Reports that key Covid 19 data had been lost, as a result of a ‘spreadsheet crash’, were all across the news yesterday. And this latest twist in the test and trace tale uncovered some decidedly shaky systems.
But how much did an influx of new cases on university campuses contribute to this problem? And what does it tell us about the robustness of data - and government strategy?
How was the story first uncovered?
News broke late on Saturday evening about the scale of uncounted positive test results in England. This followed an announcement that technical problems had caused a delay in publishing cases, on the government’s website (as below).
The figures involved were first quoted as being around 12,000 - but we understand could now be as many as 20,000.
What caused the issue?
It emerged that test data had been stored on an Excel spreadsheet and over capacity had caused it to crash. Matt Hancock explained, in the House of Commons, that there had also been a problem with ‘coordination of data in the system’.
What does the missing data tell us?
Analysts have been raking through the additional data, since it was released, and a number of key points have emerged.
Many of the missing results seem to come from the North, North West, North East and Midlands. These include wider regions where a range of local lockdowns have already been put in place. Early analyses also seem to draw some strong links to universities.
Looking at the table below, of the highest number, and largest rises in cases in the UK, a correlation is clear. Manchester University, in the city, and which tops both lists, recently confirmed 824 students and 18 staff had tested positive. And Manchester Metropolitan (much in the news recently due to lockdowns), has had more than 1,700 students self-isolating in halls of residence.

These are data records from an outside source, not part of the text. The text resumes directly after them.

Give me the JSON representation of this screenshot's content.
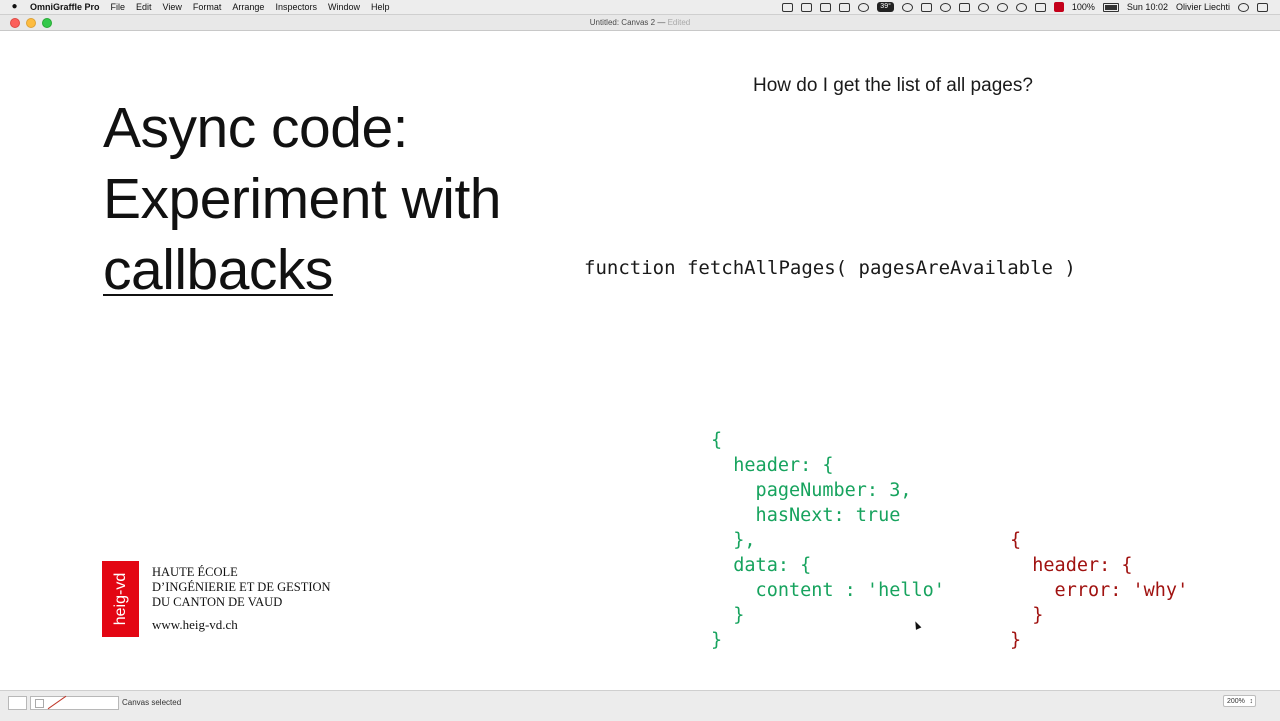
{
  "menubar": {
    "app": "OmniGraffle Pro",
    "menus": [
      "File",
      "Edit",
      "View",
      "Format",
      "Arrange",
      "Inspectors",
      "Window",
      "Help"
    ],
    "temperature": "39°",
    "battery": "100%",
    "clock": "Sun 10:02",
    "user": "Olivier Liechti"
  },
  "window": {
    "title": "Untitled: Canvas 2 —",
    "status": "Edited"
  },
  "slide": {
    "title_lines": [
      "Async code:",
      "Experiment with",
      "callbacks"
    ],
    "question": "How do I get the list of all pages?",
    "signature": "function fetchAllPages( pagesAreAvailable )",
    "success_json": "{\n  header: {\n    pageNumber: 3,\n    hasNext: true\n  },\n  data: {\n    content : 'hello'\n  }\n}",
    "error_json": "{\n  header: {\n    error: 'why'\n  }\n}",
    "colors": {
      "success": "#17a35e",
      "error": "#a01210"
    }
  },
  "logo": {
    "mark": "heig-vd",
    "lines": [
      "HAUTE ÉCOLE",
      "D’INGÉNIERIE ET DE GESTION",
      "DU CANTON DE VAUD"
    ],
    "url": "www.heig-vd.ch",
    "color": "#e30613"
  },
  "statusbar": {
    "status": "Canvas selected",
    "zoom": "200%"
  }
}
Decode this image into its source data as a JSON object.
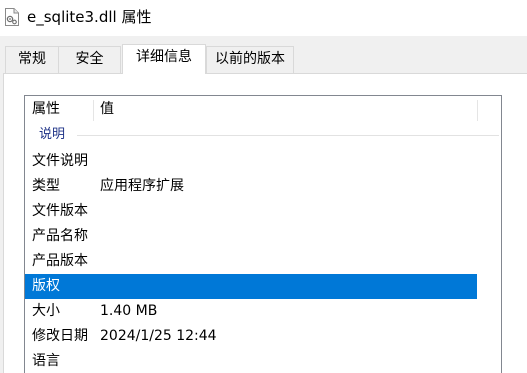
{
  "window": {
    "title": "e_sqlite3.dll 属性",
    "icon": "dll-file-icon"
  },
  "tabs": [
    {
      "label": "常规",
      "active": false
    },
    {
      "label": "安全",
      "active": false
    },
    {
      "label": "详细信息",
      "active": true
    },
    {
      "label": "以前的版本",
      "active": false
    }
  ],
  "details": {
    "columns": {
      "property": "属性",
      "value": "值"
    },
    "group_label": "说明",
    "rows": [
      {
        "property": "文件说明",
        "value": "",
        "selected": false
      },
      {
        "property": "类型",
        "value": "应用程序扩展",
        "selected": false
      },
      {
        "property": "文件版本",
        "value": "",
        "selected": false
      },
      {
        "property": "产品名称",
        "value": "",
        "selected": false
      },
      {
        "property": "产品版本",
        "value": "",
        "selected": false
      },
      {
        "property": "版权",
        "value": "",
        "selected": true
      },
      {
        "property": "大小",
        "value": "1.40 MB",
        "selected": false
      },
      {
        "property": "修改日期",
        "value": "2024/1/25 12:44",
        "selected": false
      },
      {
        "property": "语言",
        "value": "",
        "selected": false
      }
    ]
  },
  "colors": {
    "selection": "#0078d7",
    "group_label": "#1e3287"
  }
}
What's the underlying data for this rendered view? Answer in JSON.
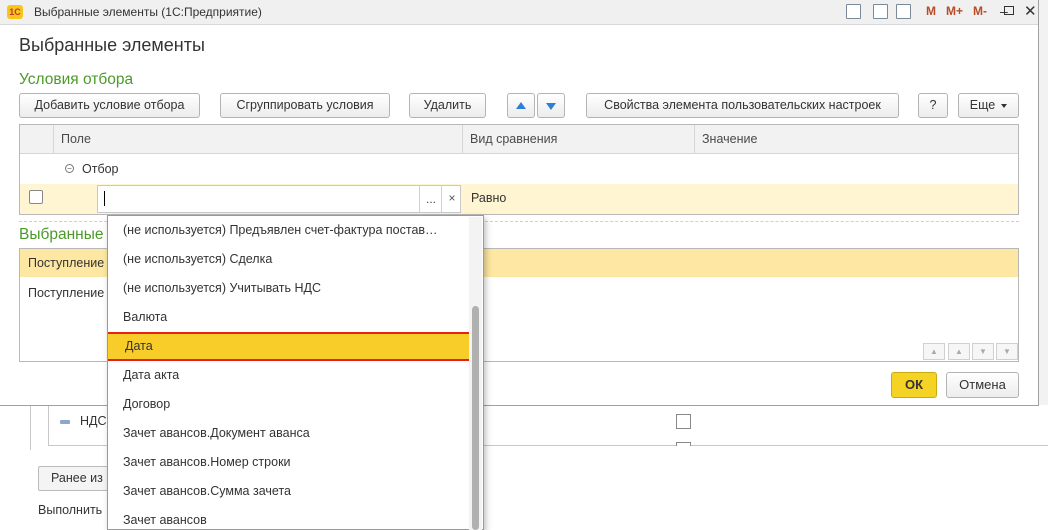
{
  "window": {
    "title": "Выбранные элементы  (1С:Предприятие)",
    "logo": "1С",
    "m1": "M",
    "m2": "M+",
    "m3": "M-"
  },
  "form": {
    "title": "Выбранные элементы"
  },
  "filter_section": {
    "title": "Условия отбора",
    "buttons": {
      "add": "Добавить условие отбора",
      "group": "Сгруппировать условия",
      "delete": "Удалить",
      "properties": "Свойства элемента пользовательских настроек",
      "help": "?",
      "more": "Еще"
    },
    "columns": {
      "field": "Поле",
      "comparison": "Вид сравнения",
      "value": "Значение"
    },
    "group_label": "Отбор",
    "edit_row": {
      "dots": "...",
      "clear": "×",
      "comparison": "Равно"
    }
  },
  "selected_section": {
    "title": "Выбранные элементы",
    "rows": [
      "Поступление",
      "Поступление"
    ]
  },
  "footer": {
    "ok": "ОК",
    "cancel": "Отмена"
  },
  "background": {
    "ndc_label": "НДС",
    "prev_button": "Ранее из",
    "execute_label": "Выполнить"
  },
  "dropdown": {
    "items": [
      "(не используется) Предъявлен счет-фактура постав…",
      "(не используется) Сделка",
      "(не используется) Учитывать НДС",
      "Валюта",
      "Дата",
      "Дата акта",
      "Договор",
      "Зачет авансов.Документ аванса",
      "Зачет авансов.Номер строки",
      "Зачет авансов.Сумма зачета",
      "Зачет авансов"
    ],
    "selected": "Дата"
  },
  "colors": {
    "accent_green": "#4c9a2a",
    "selection": "#f8cd29",
    "highlight_border": "#e0241b",
    "row_yellow": "#fde7a2"
  }
}
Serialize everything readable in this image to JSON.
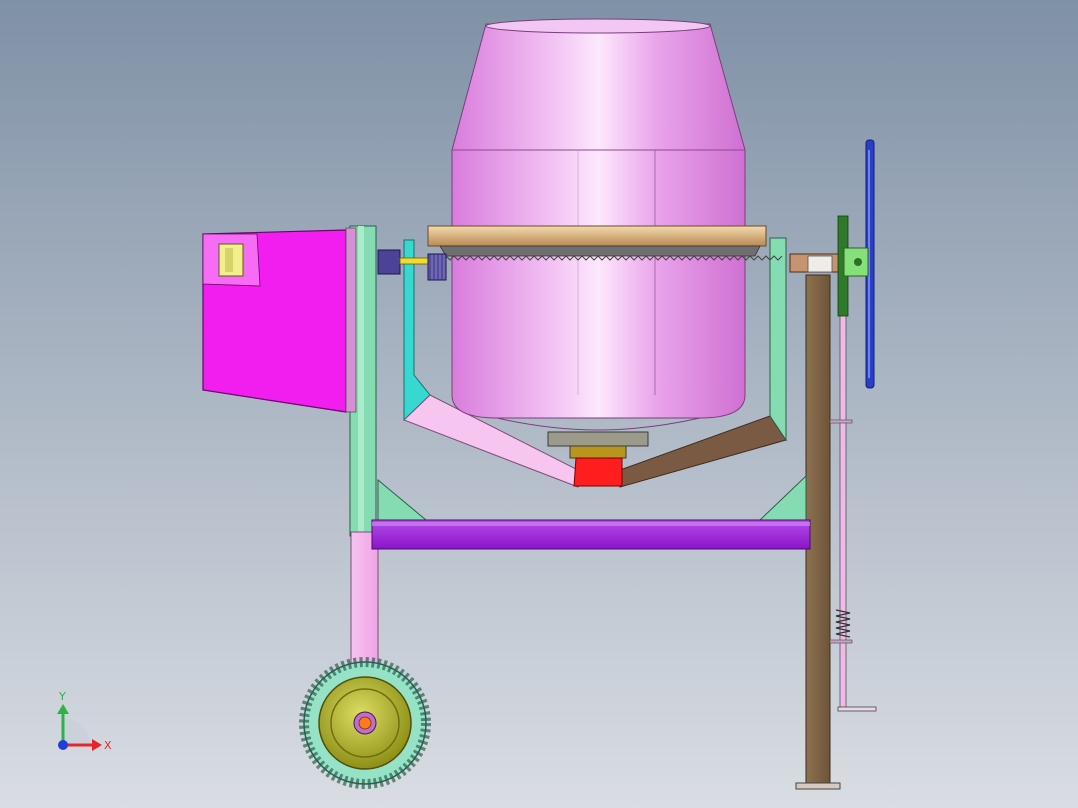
{
  "triad": {
    "x_label": "X",
    "y_label": "Y",
    "x_color": "#e3262b",
    "y_color": "#2bb34a",
    "z_color": "#1e3fd8"
  },
  "palette": {
    "drum": "#e79ae9",
    "drum_highlight": "#fbe2fc",
    "ring_gear": "#d8b17a",
    "motor_box": "#f21ef0",
    "frame_pink": "#f6b8ef",
    "frame_green": "#86dcb2",
    "frame_cyan": "#37d8d0",
    "crossbar": "#a323e0",
    "right_leg": "#7e6447",
    "bearing_red": "#ff1d1d",
    "wheel_tread": "#96e2c7",
    "wheel_hub": "#bdbf2a",
    "handwheel": "#2a3fc8"
  }
}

Derry, which has seen the second largest rise, may be unaffected by the loss of data. But did recently open a mobile testing site on campus, due to concerns about rising cases. And Liverpool University (close to the top in both categories) had already reported 87 cases by 23 September.
Newcastle, which appears in both lists above, confirmed 770 positive tests at Northumbria University and 94 at Newcastle University. The city is, of course, already under local lockdown measures.
Areas not currently subject to lockdown in England
A ‘stand out’ in this group is Nottingham, which was not previously an area of concern. The city has shown the largest increase of any not currently subject to local lockdown.
Another place of note is Sheffield, where the highest new numbers are also found in these areas. This comes as the University of Sheffield has reported a spike of almost 500 cases - and Sheffield Hallam 370. Concern is so high there that it has now been suggested all teaching is delivered online.
The worst hit part of the city appears to be Endcliffe and Ranmoor. This is a suburb which contains large numbers of purpose built student accommodation blocks.
Away from the North, but again in the top three, Exeter’s cases also follow this pattern - with cases directly centred around the city’s university.
Did increased testing crash the system?
It’s interesting to note that Liverpool, Nottingham and Exeter (along with Oxford,, Falmouth, Cardiff, Birmingham and East Anglia) are all running their own testing programmes. And so may be picking up quite a few asymptomatic test results. But this, in combination with on site services outsourced to a range of different private providers, certainly provides a fractured picture. Perhaps the pressure of all the additional testing, coupled with a complex set up has contributed to the problem.
There could also be cross-over with testing delays and backlogs more broadly in these areas. And a degree of catch up taking place. Certainly there is worrying activity beyond university cities and student areas, which also needs to be looked into.
What is clear is that the systems uncovered at the centre of this crisis don’t provide confidence in current data credibility. And government policy on encouraging students back to campus, as well as the outsourcing of contracts hasn’t helped.
The upcoming days will uncover more about what is behind these system failures. And how much has been caused by creating university related ‘hotspots’. What does already seem clear is how creaky our current test and trace programme really is right now. Which is worrying as we head into what could be a very difficult winter.